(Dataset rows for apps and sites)

[Start of section]

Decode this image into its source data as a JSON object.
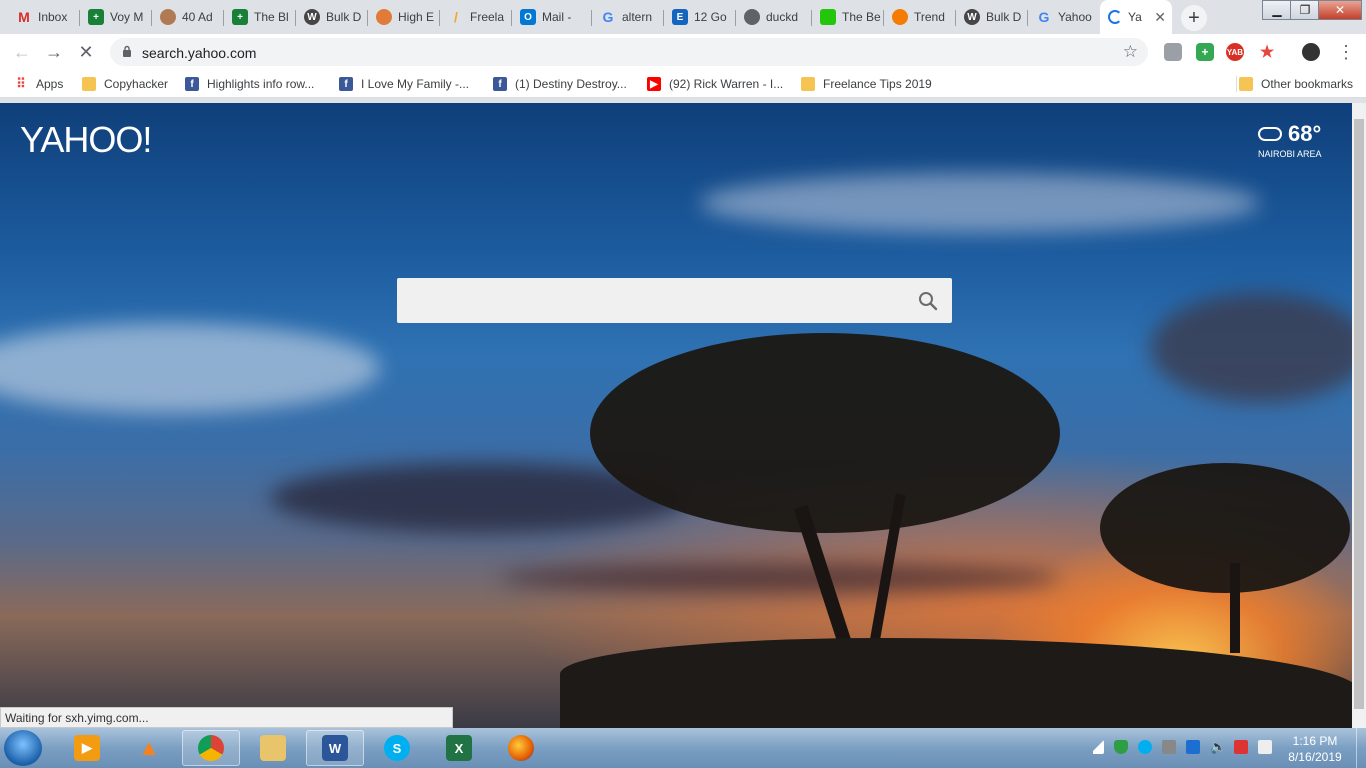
{
  "browser": {
    "tabs": [
      {
        "label": "Inbox",
        "icon": "gmail-icon",
        "color": "#d93025",
        "glyph": "M"
      },
      {
        "label": "Voy M",
        "icon": "sheets-icon",
        "color": "#188038",
        "glyph": "+"
      },
      {
        "label": "40 Ad",
        "icon": "avatar-icon",
        "color": "#b07b54",
        "glyph": ""
      },
      {
        "label": "The Bl",
        "icon": "sheets-icon",
        "color": "#188038",
        "glyph": "+"
      },
      {
        "label": "Bulk D",
        "icon": "wordpress-icon",
        "color": "#464646",
        "glyph": "W"
      },
      {
        "label": "High E",
        "icon": "basketball-icon",
        "color": "#e07b39",
        "glyph": ""
      },
      {
        "label": "Freela",
        "icon": "freelancer-icon",
        "color": "#f4a62a",
        "glyph": "/"
      },
      {
        "label": "Mail -",
        "icon": "outlook-icon",
        "color": "#0078d4",
        "glyph": "O"
      },
      {
        "label": "altern",
        "icon": "google-icon",
        "color": "#4285f4",
        "glyph": "G"
      },
      {
        "label": "12 Go",
        "icon": "site-icon",
        "color": "#1565c0",
        "glyph": "E"
      },
      {
        "label": "duckd",
        "icon": "globe-icon",
        "color": "#5f6368",
        "glyph": ""
      },
      {
        "label": "The Be",
        "icon": "green-icon",
        "color": "#24c60b",
        "glyph": ""
      },
      {
        "label": "Trend",
        "icon": "trend-icon",
        "color": "#f57c00",
        "glyph": ""
      },
      {
        "label": "Bulk D",
        "icon": "wordpress-icon",
        "color": "#464646",
        "glyph": "W"
      },
      {
        "label": "Yahoo",
        "icon": "google-icon",
        "color": "#4285f4",
        "glyph": "G"
      },
      {
        "label": "Ya",
        "icon": "loading-icon",
        "color": "#1a73e8",
        "glyph": "",
        "active": true
      }
    ],
    "url": "search.yahoo.com",
    "bookmarks": [
      {
        "label": "Apps",
        "type": "apps"
      },
      {
        "label": "Copyhacker",
        "type": "folder"
      },
      {
        "label": "Highlights info row...",
        "type": "fb"
      },
      {
        "label": "I Love My Family -...",
        "type": "fb"
      },
      {
        "label": "(1) Destiny Destroy...",
        "type": "fb"
      },
      {
        "label": "(92) Rick Warren - I...",
        "type": "yt"
      },
      {
        "label": "Freelance Tips 2019",
        "type": "folder"
      }
    ],
    "other_bookmarks": "Other bookmarks",
    "status_text": "Waiting for sxh.yimg.com..."
  },
  "page": {
    "logo": "YAHOO!",
    "weather": {
      "temp": "68°",
      "area": "NAIROBI AREA"
    },
    "search_placeholder": ""
  },
  "taskbar": {
    "time": "1:16 PM",
    "date": "8/16/2019",
    "extensions": [
      "YAB"
    ]
  }
}
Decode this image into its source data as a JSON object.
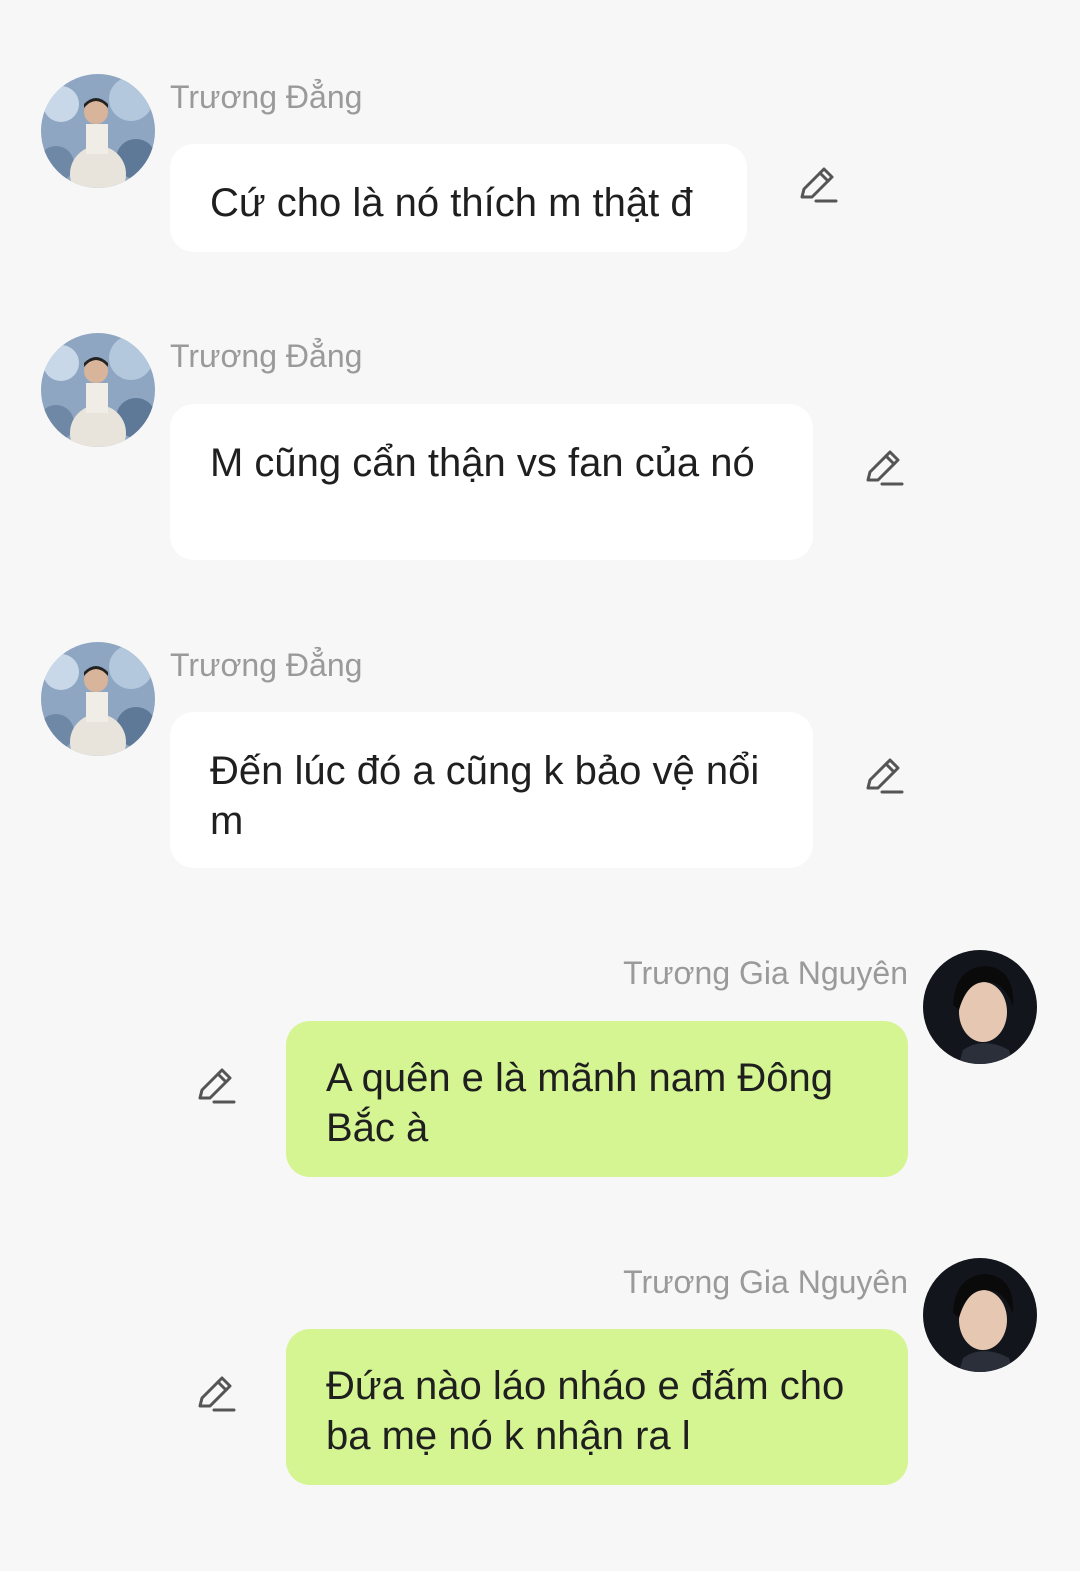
{
  "messages": [
    {
      "sender": "Trương Đẳng",
      "text": "Cứ cho là nó thích m thật đ",
      "direction": "incoming",
      "avatar": "avatar-truong-dang"
    },
    {
      "sender": "Trương Đẳng",
      "text": "M cũng cẩn thận vs fan của nó",
      "direction": "incoming",
      "avatar": "avatar-truong-dang"
    },
    {
      "sender": "Trương Đẳng",
      "text": "Đến lúc đó a cũng k bảo vệ nổi m",
      "direction": "incoming",
      "avatar": "avatar-truong-dang"
    },
    {
      "sender": "Trương Gia Nguyên",
      "text": "A quên e là mãnh nam Đông Bắc à",
      "direction": "outgoing",
      "avatar": "avatar-truong-gia-nguyen"
    },
    {
      "sender": "Trương Gia Nguyên",
      "text": "Đứa nào láo nháo e đấm cho ba mẹ nó k nhận ra l",
      "direction": "outgoing",
      "avatar": "avatar-truong-gia-nguyen"
    }
  ],
  "icons": {
    "edit": "pencil-edit-icon"
  },
  "colors": {
    "background": "#f7f7f7",
    "incoming_bubble": "#ffffff",
    "outgoing_bubble": "#d5f593",
    "sender_name": "#9a9a9a",
    "message_text": "#1f1f1f"
  }
}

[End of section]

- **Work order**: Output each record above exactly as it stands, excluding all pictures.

- **Expected answer**:
Decode this image into its source data as a JSON object.
{
  "browser": {
    "tabs": [
      {
        "label": "Inbox",
        "icon": "gmail-icon",
        "color": "#d93025",
        "glyph": "M"
      },
      {
        "label": "Voy M",
        "icon": "sheets-icon",
        "color": "#188038",
        "glyph": "+"
      },
      {
        "label": "40 Ad",
        "icon": "avatar-icon",
        "color": "#b07b54",
        "glyph": ""
      },
      {
        "label": "The Bl",
        "icon": "sheets-icon",
        "color": "#188038",
        "glyph": "+"
      },
      {
        "label": "Bulk D",
        "icon": "wordpress-icon",
        "color": "#464646",
        "glyph": "W"
      },
      {
        "label": "High E",
        "icon": "basketball-icon",
        "color": "#e07b39",
        "glyph": ""
      },
      {
        "label": "Freela",
        "icon": "freelancer-icon",
        "color": "#f4a62a",
        "glyph": "/"
      },
      {
        "label": "Mail -",
        "icon": "outlook-icon",
        "color": "#0078d4",
        "glyph": "O"
      },
      {
        "label": "altern",
        "icon": "google-icon",
        "color": "#4285f4",
        "glyph": "G"
      },
      {
        "label": "12 Go",
        "icon": "site-icon",
        "color": "#1565c0",
        "glyph": "E"
      },
      {
        "label": "duckd",
        "icon": "globe-icon",
        "color": "#5f6368",
        "glyph": ""
      },
      {
        "label": "The Be",
        "icon": "green-icon",
        "color": "#24c60b",
        "glyph": ""
      },
      {
        "label": "Trend",
        "icon": "trend-icon",
        "color": "#f57c00",
        "glyph": ""
      },
      {
        "label": "Bulk D",
        "icon": "wordpress-icon",
        "color": "#464646",
        "glyph": "W"
      },
      {
        "label": "Yahoo",
        "icon": "google-icon",
        "color": "#4285f4",
        "glyph": "G"
      },
      {
        "label": "Ya",
        "icon": "loading-icon",
        "color": "#1a73e8",
        "glyph": "",
        "active": true
      }
    ],
    "url": "search.yahoo.com",
    "bookmarks": [
      {
        "label": "Apps",
        "type": "apps"
      },
      {
        "label": "Copyhacker",
        "type": "folder"
      },
      {
        "label": "Highlights info row...",
        "type": "fb"
      },
      {
        "label": "I Love My Family -...",
        "type": "fb"
      },
      {
        "label": "(1) Destiny Destroy...",
        "type": "fb"
      },
      {
        "label": "(92) Rick Warren - I...",
        "type": "yt"
      },
      {
        "label": "Freelance Tips 2019",
        "type": "folder"
      }
    ],
    "other_bookmarks": "Other bookmarks",
    "status_text": "Waiting for sxh.yimg.com..."
  },
  "page": {
    "logo": "YAHOO!",
    "weather": {
      "temp": "68°",
      "area": "NAIROBI AREA"
    },
    "search_placeholder": ""
  },
  "taskbar": {
    "time": "1:16 PM",
    "date": "8/16/2019",
    "extensions": [
      "YAB"
    ]
  }
}
Decode this image into its source data as a JSON object.
{
  "messages": [
    {
      "sender": "Trương Đẳng",
      "text": "Cứ cho là nó thích m thật đ",
      "direction": "incoming",
      "avatar": "avatar-truong-dang"
    },
    {
      "sender": "Trương Đẳng",
      "text": "M cũng cẩn thận vs fan của nó",
      "direction": "incoming",
      "avatar": "avatar-truong-dang"
    },
    {
      "sender": "Trương Đẳng",
      "text": "Đến lúc đó a cũng k bảo vệ nổi m",
      "direction": "incoming",
      "avatar": "avatar-truong-dang"
    },
    {
      "sender": "Trương Gia Nguyên",
      "text": "A quên e là mãnh nam Đông Bắc à",
      "direction": "outgoing",
      "avatar": "avatar-truong-gia-nguyen"
    },
    {
      "sender": "Trương Gia Nguyên",
      "text": "Đứa nào láo nháo e đấm cho ba mẹ nó k nhận ra l",
      "direction": "outgoing",
      "avatar": "avatar-truong-gia-nguyen"
    }
  ],
  "icons": {
    "edit": "pencil-edit-icon"
  },
  "colors": {
    "background": "#f7f7f7",
    "incoming_bubble": "#ffffff",
    "outgoing_bubble": "#d5f593",
    "sender_name": "#9a9a9a",
    "message_text": "#1f1f1f"
  }
}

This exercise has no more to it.